"I wish that the international community wouldn't give rewards to countries that are supporting the Taliban," Spanta told lawmakers in Kabul.
Afghan officials frequently accuse Pakistani elements of harboring Taliban militants.
Pakistan says it does all it can to fight terrorism. Pakistani intelligence officials say one of the Taliban's top leaders, Mullah Obaidullah Akhund, was arrested in Quetta on March 26, the highest-ranking Afghan militant to be captured since the fall of the hard-line regime in 2001.
The reported arrest -- yet to be formally announced by Pakistan's government -- came on the same day U.S. Vice President Dick Cheney made a visit to Islamabad to express concern about Al-Qaeda regrouping along the Afghan-Pakistan border.
Afghan President Hamid Karzai (left) with Pakistani President Pervez Musharraf in Islamabad in October 2005 (epa)

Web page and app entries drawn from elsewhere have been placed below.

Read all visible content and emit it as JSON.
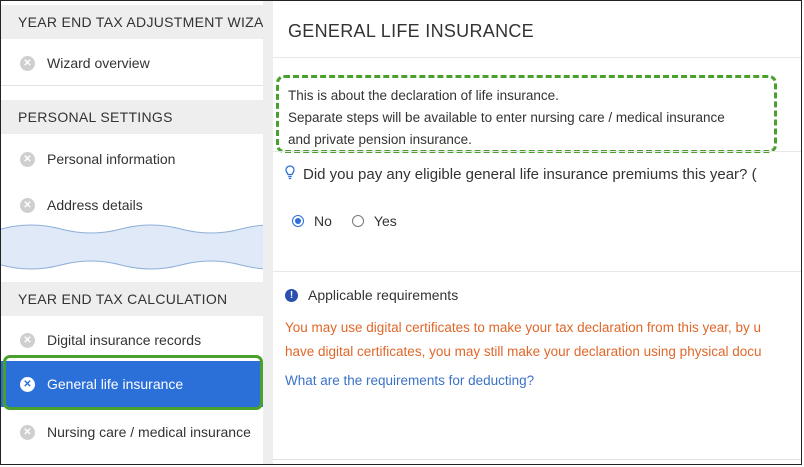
{
  "sidebar": {
    "sections": [
      {
        "header": "YEAR END TAX ADJUSTMENT WIZARD",
        "items": [
          {
            "label": "Wizard overview",
            "icon": "x-circle-icon"
          }
        ]
      },
      {
        "header": "PERSONAL SETTINGS",
        "items": [
          {
            "label": "Personal information",
            "icon": "x-circle-icon"
          },
          {
            "label": "Address details",
            "icon": "x-circle-icon"
          }
        ]
      },
      {
        "header": "YEAR END TAX CALCULATION",
        "items": [
          {
            "label": "Digital insurance records",
            "icon": "x-circle-icon"
          },
          {
            "label": "General life insurance",
            "icon": "x-circle-icon",
            "active": true
          },
          {
            "label": "Nursing care / medical insurance",
            "icon": "x-circle-icon"
          }
        ]
      }
    ]
  },
  "main": {
    "title": "GENERAL LIFE INSURANCE",
    "note": [
      "This is about the declaration of life insurance.",
      "Separate steps will be available to enter nursing care / medical insurance",
      "and private pension insurance."
    ],
    "question": "Did you pay any eligible general life insurance premiums this year? (",
    "radio_options": [
      {
        "label": "No",
        "selected": true
      },
      {
        "label": "Yes",
        "selected": false
      }
    ],
    "requirements_heading": "Applicable requirements",
    "warning_lines": [
      "You may use digital certificates to make your tax declaration from this year, by u",
      "have digital certificates, you may still make your declaration using physical docu"
    ],
    "requirements_link": "What are the requirements for deducting?"
  },
  "colors": {
    "accent": "#2b6fd9",
    "highlight_outline": "#4aa02c",
    "warning_text": "#e0672a",
    "link": "#3b72c8"
  }
}
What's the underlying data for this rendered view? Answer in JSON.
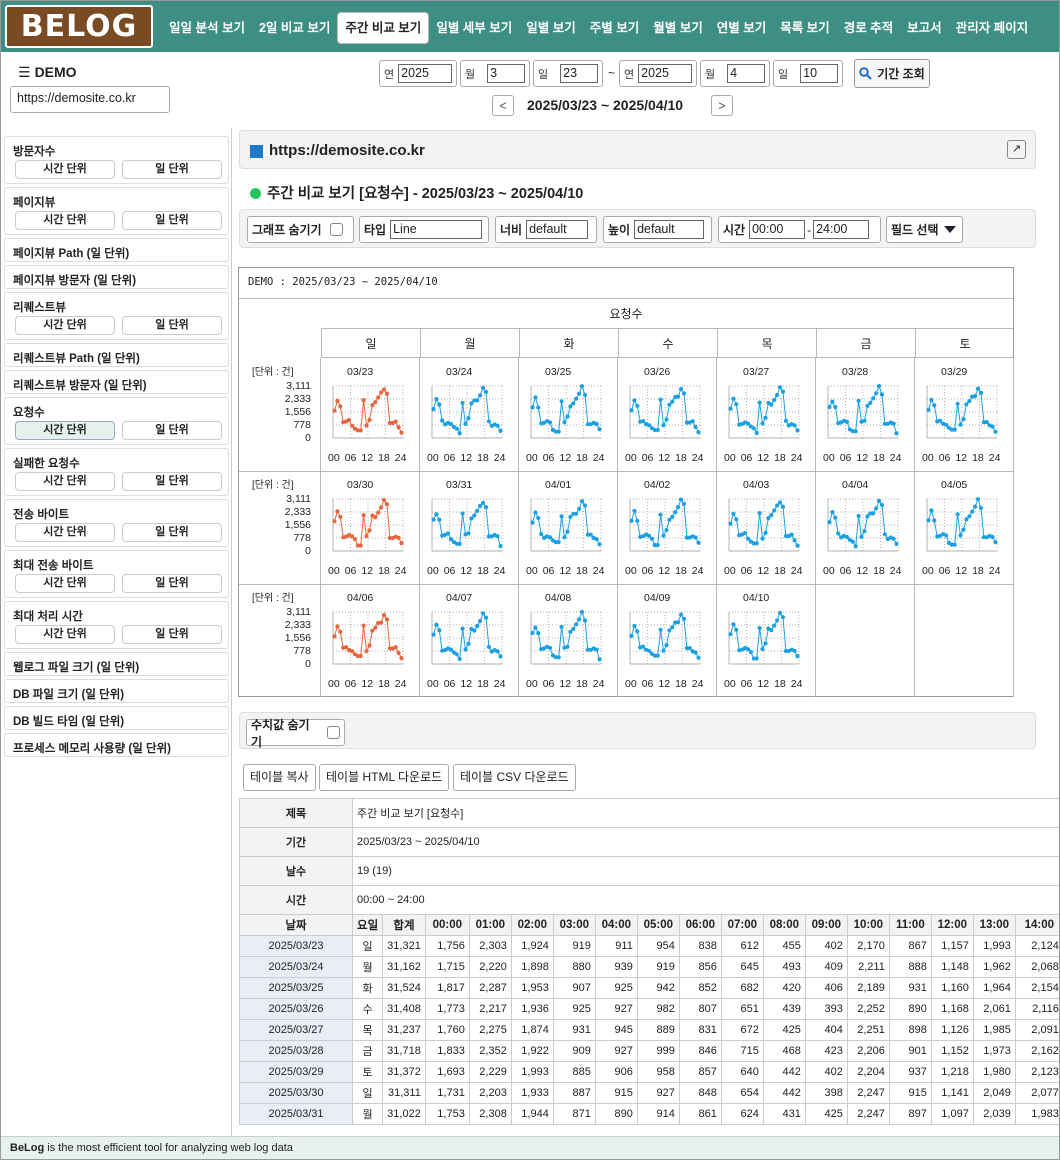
{
  "logo": "BELOG",
  "nav": [
    "일일 분석 보기",
    "2일 비교 보기",
    "주간 비교 보기",
    "일별 세부 보기",
    "일별 보기",
    "주별 보기",
    "월별 보기",
    "연별 보기",
    "목록 보기",
    "경로 추적",
    "보고서",
    "관리자 페이지"
  ],
  "nav_active_index": 2,
  "site": {
    "name": "DEMO",
    "url": "https://demosite.co.kr"
  },
  "date_controls": {
    "from": {
      "year_label": "연",
      "year": "2025",
      "month_label": "월",
      "month": "3",
      "day_label": "일",
      "day": "23"
    },
    "sep": "~",
    "to": {
      "year_label": "연",
      "year": "2025",
      "month_label": "월",
      "month": "4",
      "day_label": "일",
      "day": "10"
    },
    "query_label": "기간 조회",
    "range_text": "2025/03/23 ~ 2025/04/10",
    "prev": "<",
    "next": ">"
  },
  "sidebar": [
    {
      "title": "방문자수",
      "buttons": [
        "시간 단위",
        "일 단위"
      ]
    },
    {
      "title": "페이지뷰",
      "buttons": [
        "시간 단위",
        "일 단위"
      ]
    },
    {
      "title": "페이지뷰 Path  (일 단위)",
      "buttons": []
    },
    {
      "title": "페이지뷰 방문자  (일 단위)",
      "buttons": []
    },
    {
      "title": "리퀘스트뷰",
      "buttons": [
        "시간 단위",
        "일 단위"
      ]
    },
    {
      "title": "리퀘스트뷰 Path  (일 단위)",
      "buttons": []
    },
    {
      "title": "리퀘스트뷰 방문자  (일 단위)",
      "buttons": []
    },
    {
      "title": "요청수",
      "buttons": [
        "시간 단위",
        "일 단위"
      ],
      "active": 0
    },
    {
      "title": "실패한 요청수",
      "buttons": [
        "시간 단위",
        "일 단위"
      ]
    },
    {
      "title": "전송 바이트",
      "buttons": [
        "시간 단위",
        "일 단위"
      ]
    },
    {
      "title": "최대 전송 바이트",
      "buttons": [
        "시간 단위",
        "일 단위"
      ]
    },
    {
      "title": "최대 처리 시간",
      "buttons": [
        "시간 단위",
        "일 단위"
      ]
    },
    {
      "title": "웹로그 파일 크기  (일 단위)",
      "buttons": []
    },
    {
      "title": "DB 파일 크기  (일 단위)",
      "buttons": []
    },
    {
      "title": "DB 빌드 타임  (일 단위)",
      "buttons": []
    },
    {
      "title": "프로세스 메모리 사용량  (일 단위)",
      "buttons": []
    }
  ],
  "main": {
    "site_header": "https://demosite.co.kr",
    "page_title": "주간 비교 보기 [요청수] - 2025/03/23 ~ 2025/04/10",
    "toolbar": {
      "hide_graph": "그래프 숨기기",
      "type_label": "타입",
      "type_value": "Line",
      "width_label": "너비",
      "width_value": "default",
      "height_label": "높이",
      "height_value": "default",
      "time_label": "시간",
      "time_from": "00:00",
      "time_sep": "-",
      "time_to": "24:00",
      "field_select": "필드 선택"
    },
    "hide_values": "수치값 숨기기",
    "buttons": [
      "테이블 복사",
      "테이블 HTML 다운로드",
      "테이블 CSV 다운로드"
    ]
  },
  "chart_grid": {
    "caption": "DEMO : 2025/03/23 ~ 2025/04/10",
    "metric": "요청수",
    "weekdays": [
      "일",
      "월",
      "화",
      "수",
      "목",
      "금",
      "토"
    ],
    "unit": "[단위 : 건]",
    "yticks": [
      "3,111",
      "2,333",
      "1,556",
      "778",
      "0"
    ],
    "xticks": [
      "00",
      "06",
      "12",
      "18",
      "24"
    ],
    "dates": [
      "03/23",
      "03/24",
      "03/25",
      "03/26",
      "03/27",
      "03/28",
      "03/29",
      "03/30",
      "03/31",
      "04/01",
      "04/02",
      "04/03",
      "04/04",
      "04/05",
      "04/06",
      "04/07",
      "04/08",
      "04/09",
      "04/10"
    ],
    "colors": {
      "sunday": "#e8663d",
      "weekday": "#1ba1e2"
    }
  },
  "chart_data": {
    "type": "line",
    "title": "요청수",
    "ylabel": "[단위 : 건]",
    "ylim": [
      0,
      3111
    ],
    "x": [
      "00",
      "01",
      "02",
      "03",
      "04",
      "05",
      "06",
      "07",
      "08",
      "09",
      "10",
      "11",
      "12",
      "13",
      "14",
      "15",
      "16",
      "17",
      "18",
      "19",
      "20",
      "21",
      "22",
      "23"
    ],
    "profile": [
      1756,
      2303,
      1924,
      919,
      911,
      954,
      838,
      612,
      455,
      402,
      2170,
      867,
      1157,
      1993,
      2124,
      2350,
      2600,
      3000,
      2700,
      900,
      850,
      880,
      760,
      400
    ]
  },
  "table": {
    "meta": [
      {
        "label": "제목",
        "value": "주간 비교 보기 [요청수]"
      },
      {
        "label": "기간",
        "value": "2025/03/23 ~ 2025/04/10"
      },
      {
        "label": "날수",
        "value": "19 (19)"
      },
      {
        "label": "시간",
        "value": "00:00 ~ 24:00"
      }
    ],
    "headers": [
      "날짜",
      "요일",
      "합계",
      "00:00",
      "01:00",
      "02:00",
      "03:00",
      "04:00",
      "05:00",
      "06:00",
      "07:00",
      "08:00",
      "09:00",
      "10:00",
      "11:00",
      "12:00",
      "13:00",
      "14:00"
    ],
    "rows": [
      [
        "2025/03/23",
        "일",
        "31,321",
        "1,756",
        "2,303",
        "1,924",
        "919",
        "911",
        "954",
        "838",
        "612",
        "455",
        "402",
        "2,170",
        "867",
        "1,157",
        "1,993",
        "2,124"
      ],
      [
        "2025/03/24",
        "월",
        "31,162",
        "1,715",
        "2,220",
        "1,898",
        "880",
        "939",
        "919",
        "856",
        "645",
        "493",
        "409",
        "2,211",
        "888",
        "1,148",
        "1,962",
        "2,068"
      ],
      [
        "2025/03/25",
        "화",
        "31,524",
        "1,817",
        "2,287",
        "1,953",
        "907",
        "925",
        "942",
        "852",
        "682",
        "420",
        "406",
        "2,189",
        "931",
        "1,160",
        "1,964",
        "2,154"
      ],
      [
        "2025/03/26",
        "수",
        "31,408",
        "1,773",
        "2,217",
        "1,936",
        "925",
        "927",
        "982",
        "807",
        "651",
        "439",
        "393",
        "2,252",
        "890",
        "1,168",
        "2,061",
        "2,116"
      ],
      [
        "2025/03/27",
        "목",
        "31,237",
        "1,760",
        "2,275",
        "1,874",
        "931",
        "945",
        "889",
        "831",
        "672",
        "425",
        "404",
        "2,251",
        "898",
        "1,126",
        "1,985",
        "2,091"
      ],
      [
        "2025/03/28",
        "금",
        "31,718",
        "1,833",
        "2,352",
        "1,922",
        "909",
        "927",
        "999",
        "846",
        "715",
        "468",
        "423",
        "2,206",
        "901",
        "1,152",
        "1,973",
        "2,162"
      ],
      [
        "2025/03/29",
        "토",
        "31,372",
        "1,693",
        "2,229",
        "1,993",
        "885",
        "906",
        "958",
        "857",
        "640",
        "442",
        "402",
        "2,204",
        "937",
        "1,218",
        "1,980",
        "2,123"
      ],
      [
        "2025/03/30",
        "일",
        "31,311",
        "1,731",
        "2,203",
        "1,933",
        "887",
        "915",
        "927",
        "848",
        "654",
        "442",
        "398",
        "2,247",
        "915",
        "1,141",
        "2,049",
        "2,077"
      ],
      [
        "2025/03/31",
        "월",
        "31,022",
        "1,753",
        "2,308",
        "1,944",
        "871",
        "890",
        "914",
        "861",
        "624",
        "431",
        "425",
        "2,247",
        "897",
        "1,097",
        "2,039",
        "1,983"
      ]
    ]
  },
  "footer": {
    "brand": "BeLog",
    "text": " is the most efficient tool for analyzing web log data"
  }
}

ACROSS A DIFFICULT BORDER. The contested border between Pakistan and Afghanistan is some 2,500 kilometers long and runs through some of the most rugged, inhospitable territory on Earth. Controlling that border and preventing Taliban militants from using Pakistan as a staging ground for attacks in Afghanistan is an essential part of the U.S.-led international coalition's strategy for stabilizing Afghanistan. Officials in Kabul have been pointing their fingers at Pakistan for some time, accusing Islamabad or intelligence services of turning a blind eye to cross-border terrorism targeting the Afghan central government. Many observers remain convinced that much of the former Taliban regime's leadership -- along with leaders of Al-Qaeda -- are operating in the lawless Afghan-Pakistani border region.... (more)